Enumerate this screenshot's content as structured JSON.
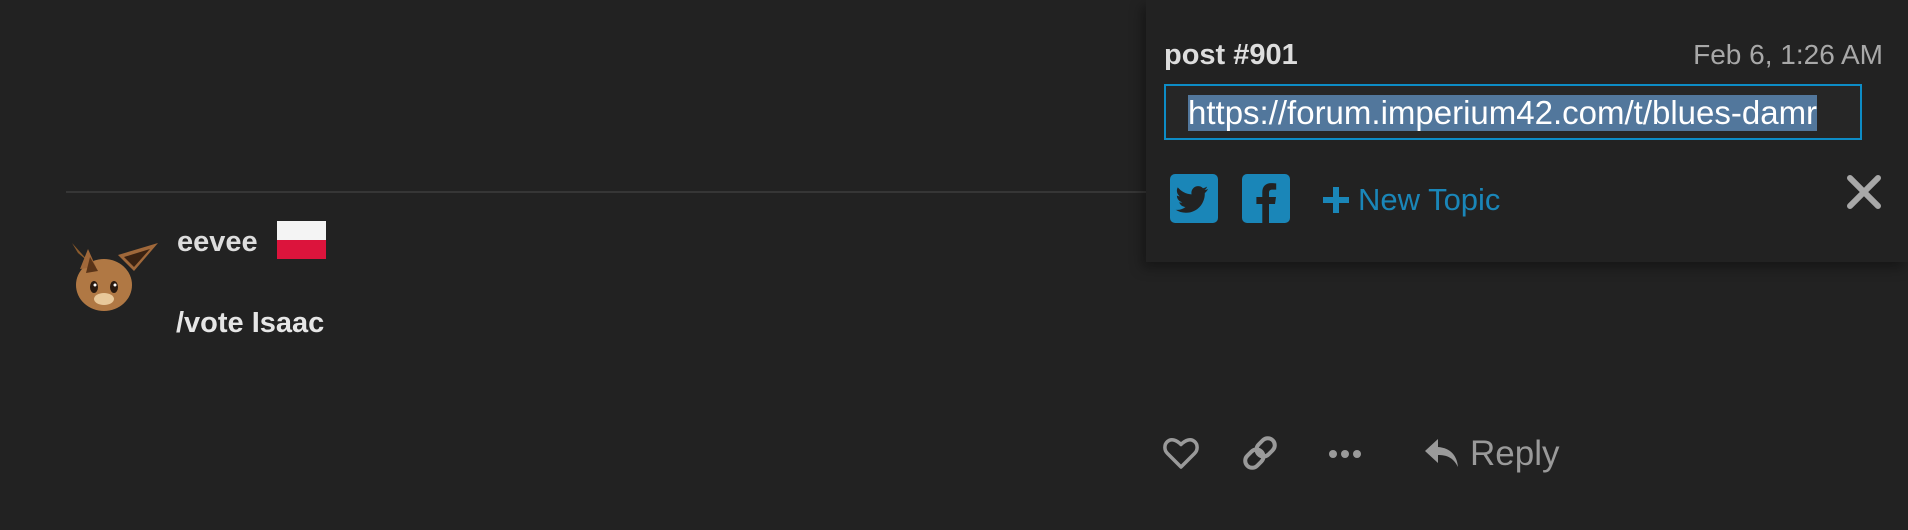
{
  "post": {
    "username": "eevee",
    "body": "/vote Isaac",
    "avatar_icon": "eevee-avatar-icon",
    "flag_icon": "poland-flag-icon"
  },
  "share": {
    "post_number": "post #901",
    "date": "Feb 6, 1:26 AM",
    "url": "https://forum.imperium42.com/t/blues-damr",
    "new_topic_label": "New Topic",
    "twitter_icon": "twitter-icon",
    "facebook_icon": "facebook-icon",
    "close_icon": "close-icon",
    "accent_color": "#1a86b8"
  },
  "actions": {
    "reply_label": "Reply",
    "like_icon": "heart-icon",
    "link_icon": "link-icon",
    "more_icon": "ellipsis-icon",
    "reply_icon": "reply-icon"
  }
}
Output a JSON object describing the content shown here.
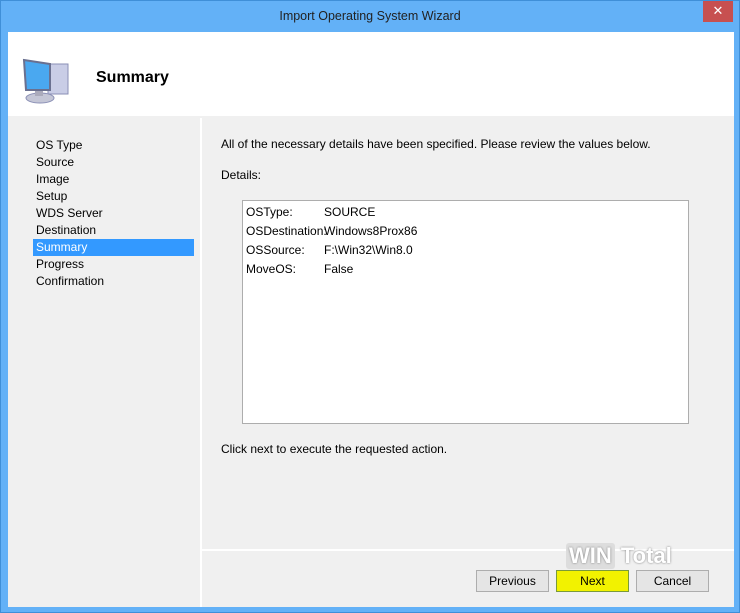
{
  "window": {
    "title": "Import Operating System Wizard",
    "close": "✕"
  },
  "header": {
    "title": "Summary"
  },
  "nav": {
    "items": [
      "OS Type",
      "Source",
      "Image",
      "Setup",
      "WDS Server",
      "Destination",
      "Summary",
      "Progress",
      "Confirmation"
    ],
    "selected": 6
  },
  "main": {
    "intro": "All of the necessary details have been specified.  Please review the values below.",
    "details_label": "Details:",
    "details": [
      {
        "key": "OSType:",
        "value": "SOURCE"
      },
      {
        "key": "OSDestination:",
        "value": "Windows8Prox86"
      },
      {
        "key": "OSSource:",
        "value": "F:\\Win32\\Win8.0"
      },
      {
        "key": "MoveOS:",
        "value": "False"
      }
    ],
    "footer": "Click next to execute the requested action."
  },
  "buttons": {
    "previous": "Previous",
    "next": "Next",
    "cancel": "Cancel"
  },
  "watermark": {
    "a": "WIN",
    "b": "Total"
  },
  "colors": {
    "accent": "#3399ff",
    "titlebar": "#63b1f7",
    "next": "#f2f200",
    "close": "#c75050"
  }
}
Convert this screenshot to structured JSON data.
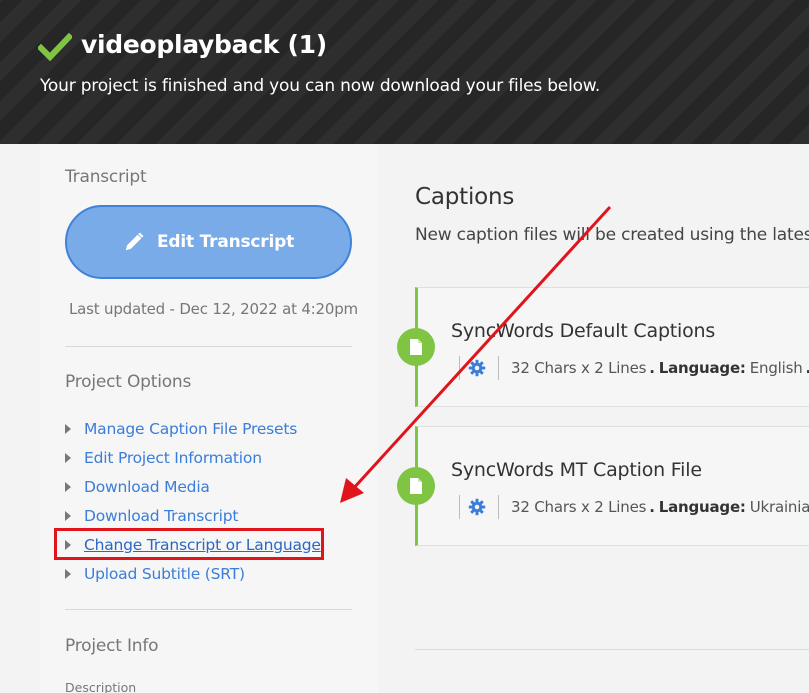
{
  "header": {
    "title": "videoplayback (1)",
    "subtitle": "Your project is finished and you can now download your files below."
  },
  "sidebar": {
    "transcript_heading": "Transcript",
    "edit_transcript_label": "Edit Transcript",
    "last_updated": "Last updated - Dec 12, 2022 at 4:20pm",
    "project_options_heading": "Project Options",
    "options": [
      "Manage Caption File Presets",
      "Edit Project Information",
      "Download Media",
      "Download Transcript",
      "Change Transcript or Language",
      "Upload Subtitle (SRT)"
    ],
    "project_info_heading": "Project Info",
    "description_label": "Description"
  },
  "main": {
    "captions_title": "Captions",
    "captions_desc": "New caption files will be created using the latest",
    "cards": [
      {
        "title": "SyncWords Default Captions",
        "spec": "32 Chars x 2 Lines",
        "sep": ".",
        "language_label": "Language:",
        "language": "English",
        "trailing": "."
      },
      {
        "title": "SyncWords MT Caption File",
        "spec": "32 Chars x 2 Lines",
        "sep": ".",
        "language_label": "Language:",
        "language": "Ukrainian",
        "trailing": ""
      }
    ]
  },
  "colors": {
    "accent_blue": "#3b7dd8",
    "button_blue": "#79abe9",
    "success_green": "#7fc543",
    "annotation_red": "#e0141b"
  }
}
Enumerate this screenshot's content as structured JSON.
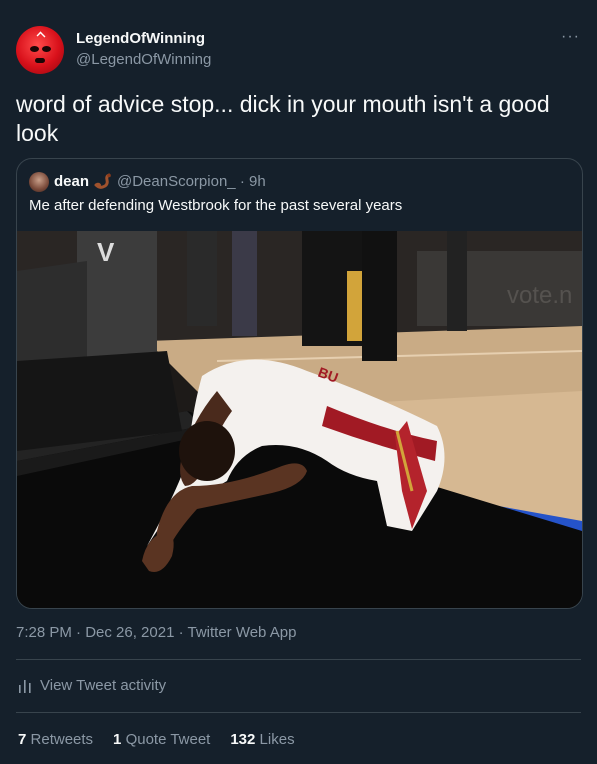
{
  "author": {
    "display_name": "LegendOfWinning",
    "handle": "@LegendOfWinning",
    "avatar_icon": "red-ski-mask-avatar"
  },
  "more_label": "···",
  "tweet_text": "word of advice stop... dick in your mouth isn't a good look",
  "quoted": {
    "display_name": "dean",
    "name_emoji": "scorpion-emoji",
    "handle": "@DeanScorpion_",
    "time": "· 9h",
    "text": "Me after defending Westbrook for the past several years",
    "image_overlay_text": "vote.n"
  },
  "meta": "7:28 PM · Dec 26, 2021 · Twitter Web App",
  "activity_label": "View Tweet activity",
  "stats": {
    "retweets_count": "7",
    "retweets_label": "Retweets",
    "quotes_count": "1",
    "quotes_label": "Quote Tweet",
    "likes_count": "132",
    "likes_label": "Likes"
  },
  "colors": {
    "background": "#15202b",
    "secondary_text": "#8b98a5",
    "border": "#38444d"
  }
}
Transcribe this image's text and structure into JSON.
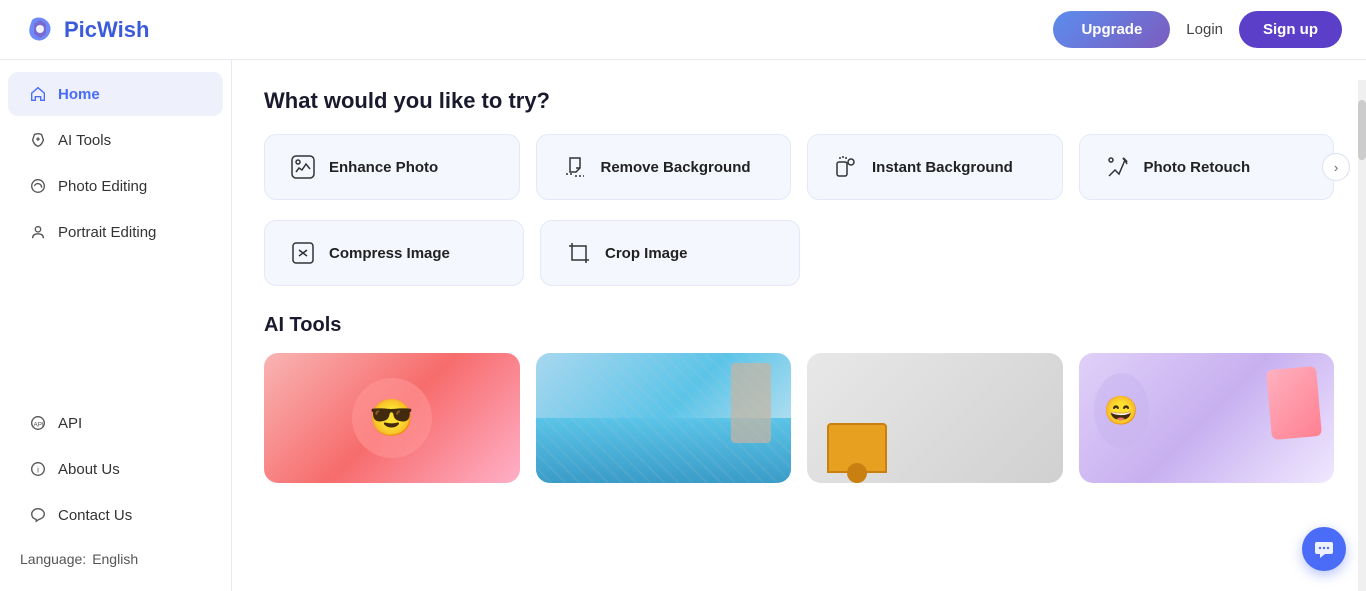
{
  "header": {
    "logo_text": "PicWish",
    "upgrade_label": "Upgrade",
    "login_label": "Login",
    "signup_label": "Sign up"
  },
  "sidebar": {
    "items": [
      {
        "id": "home",
        "label": "Home",
        "icon": "🏠",
        "active": true
      },
      {
        "id": "ai-tools",
        "label": "AI Tools",
        "icon": "✂️",
        "active": false
      },
      {
        "id": "photo-editing",
        "label": "Photo Editing",
        "icon": "🎨",
        "active": false
      },
      {
        "id": "portrait-editing",
        "label": "Portrait Editing",
        "icon": "👤",
        "active": false
      },
      {
        "id": "api",
        "label": "API",
        "icon": "⚙️",
        "active": false
      },
      {
        "id": "about-us",
        "label": "About Us",
        "icon": "ℹ️",
        "active": false
      },
      {
        "id": "contact-us",
        "label": "Contact Us",
        "icon": "🎧",
        "active": false
      }
    ],
    "language_label": "Language:",
    "language_value": "English"
  },
  "main": {
    "prompt_title": "What would you like to try?",
    "tool_cards": [
      {
        "id": "enhance-photo",
        "label": "Enhance Photo",
        "icon": "enhance"
      },
      {
        "id": "remove-background",
        "label": "Remove Background",
        "icon": "remove-bg"
      },
      {
        "id": "instant-background",
        "label": "Instant Background",
        "icon": "instant-bg"
      },
      {
        "id": "photo-retouch",
        "label": "Photo Retouch",
        "icon": "retouch"
      }
    ],
    "tool_cards_row2": [
      {
        "id": "compress-image",
        "label": "Compress Image",
        "icon": "compress"
      },
      {
        "id": "crop-image",
        "label": "Crop Image",
        "icon": "crop"
      }
    ],
    "ai_section_title": "AI Tools",
    "ai_images": [
      {
        "id": "ai-img-1",
        "color_class": "ai-img-1"
      },
      {
        "id": "ai-img-2",
        "color_class": "ai-img-2"
      },
      {
        "id": "ai-img-3",
        "color_class": "ai-img-3"
      },
      {
        "id": "ai-img-4",
        "color_class": "ai-img-4"
      }
    ]
  },
  "icons": {
    "chat": "💬",
    "chevron_right": "›"
  }
}
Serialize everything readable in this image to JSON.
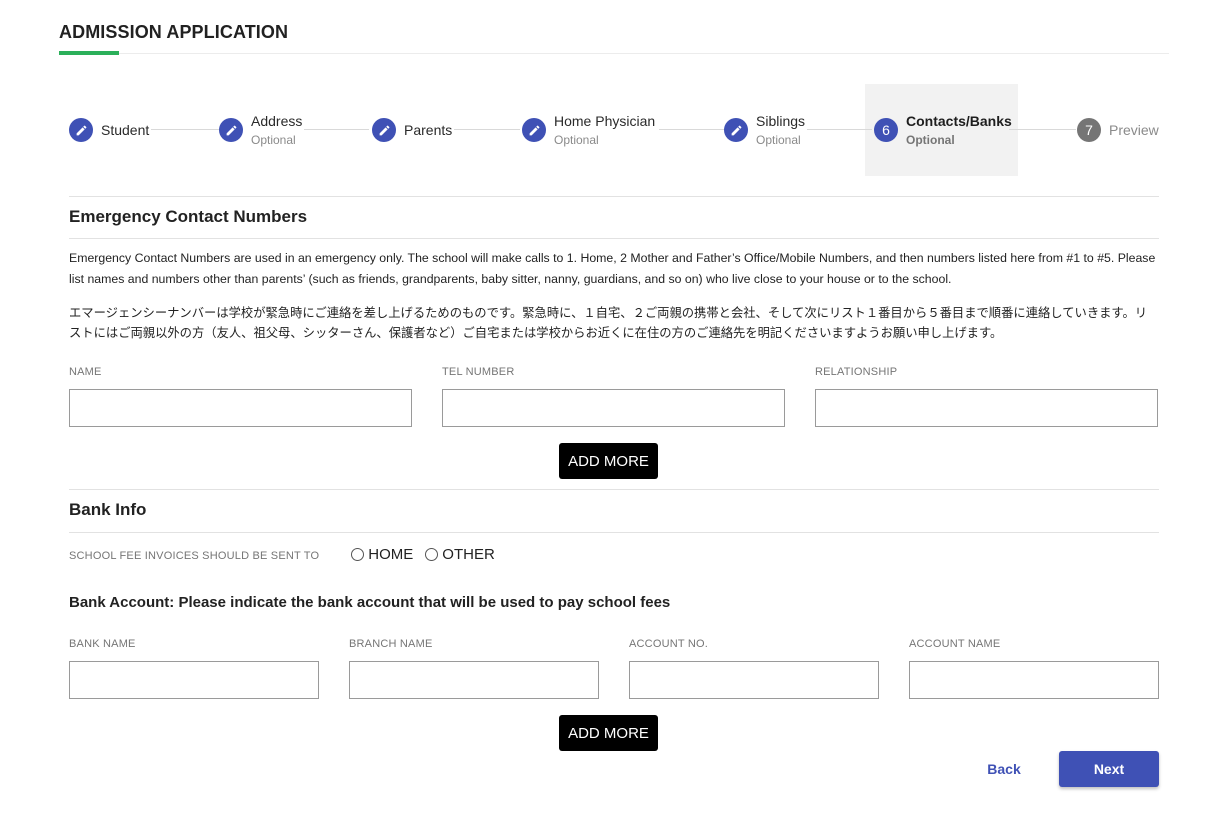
{
  "header": {
    "title": "ADMISSION APPLICATION"
  },
  "stepper": {
    "steps": [
      {
        "number": "",
        "label": "Student",
        "optional": "",
        "state": "completed",
        "icon": "pencil-icon"
      },
      {
        "number": "",
        "label": "Address",
        "optional": "Optional",
        "state": "completed",
        "icon": "pencil-icon"
      },
      {
        "number": "",
        "label": "Parents",
        "optional": "",
        "state": "completed",
        "icon": "pencil-icon"
      },
      {
        "number": "",
        "label": "Home Physician",
        "optional": "Optional",
        "state": "completed",
        "icon": "pencil-icon"
      },
      {
        "number": "",
        "label": "Siblings",
        "optional": "Optional",
        "state": "completed",
        "icon": "pencil-icon"
      },
      {
        "number": "6",
        "label": "Contacts/Banks",
        "optional": "Optional",
        "state": "active"
      },
      {
        "number": "7",
        "label": "Preview",
        "optional": "",
        "state": "pending"
      }
    ]
  },
  "emergency": {
    "title": "Emergency Contact Numbers",
    "description_en": "Emergency Contact Numbers are used in an emergency only. The school will make calls to 1. Home, 2 Mother and Father’s Office/Mobile Numbers, and then numbers listed here from #1 to #5. Please list names and numbers other than parents’ (such as friends, grandparents, baby sitter, nanny, guardians, and so on) who live close to your house or to the school.",
    "description_jp": "エマージェンシーナンバーは学校が緊急時にご連絡を差し上げるためのものです。緊急時に、１自宅、２ご両親の携帯と会社、そして次にリスト１番目から５番目まで順番に連絡していきます。リストにはご両親以外の方（友人、祖父母、シッターさん、保護者など）ご自宅または学校からお近くに在住の方のご連絡先を明記くださいますようお願い申し上げます。",
    "fields": {
      "name_label": "NAME",
      "name_value": "",
      "tel_label": "TEL NUMBER",
      "tel_value": "",
      "relationship_label": "RELATIONSHIP",
      "relationship_value": ""
    },
    "add_more_label": "ADD MORE"
  },
  "bank": {
    "title": "Bank Info",
    "invoice_question": "SCHOOL FEE INVOICES SHOULD BE SENT TO",
    "invoice_options": [
      "HOME",
      "OTHER"
    ],
    "account_heading": "Bank Account: Please indicate the bank account that will be used to pay school fees",
    "fields": {
      "bank_name_label": "BANK NAME",
      "bank_name_value": "",
      "branch_name_label": "BRANCH NAME",
      "branch_name_value": "",
      "account_no_label": "ACCOUNT NO.",
      "account_no_value": "",
      "account_name_label": "ACCOUNT NAME",
      "account_name_value": ""
    },
    "add_more_label": "ADD MORE"
  },
  "footer": {
    "back_label": "Back",
    "next_label": "Next"
  },
  "colors": {
    "accent": "#3f51b5",
    "title_underline": "#2bb05a",
    "active_step_bg": "#f2f2f2",
    "pending_step": "#757575"
  }
}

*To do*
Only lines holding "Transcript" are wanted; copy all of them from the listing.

*Solved exercise*
    "transcript_heading": "Transcript",
    "edit_transcript_label": "Edit Transcript",
      "Download Transcript",
      "Change Transcript or Language",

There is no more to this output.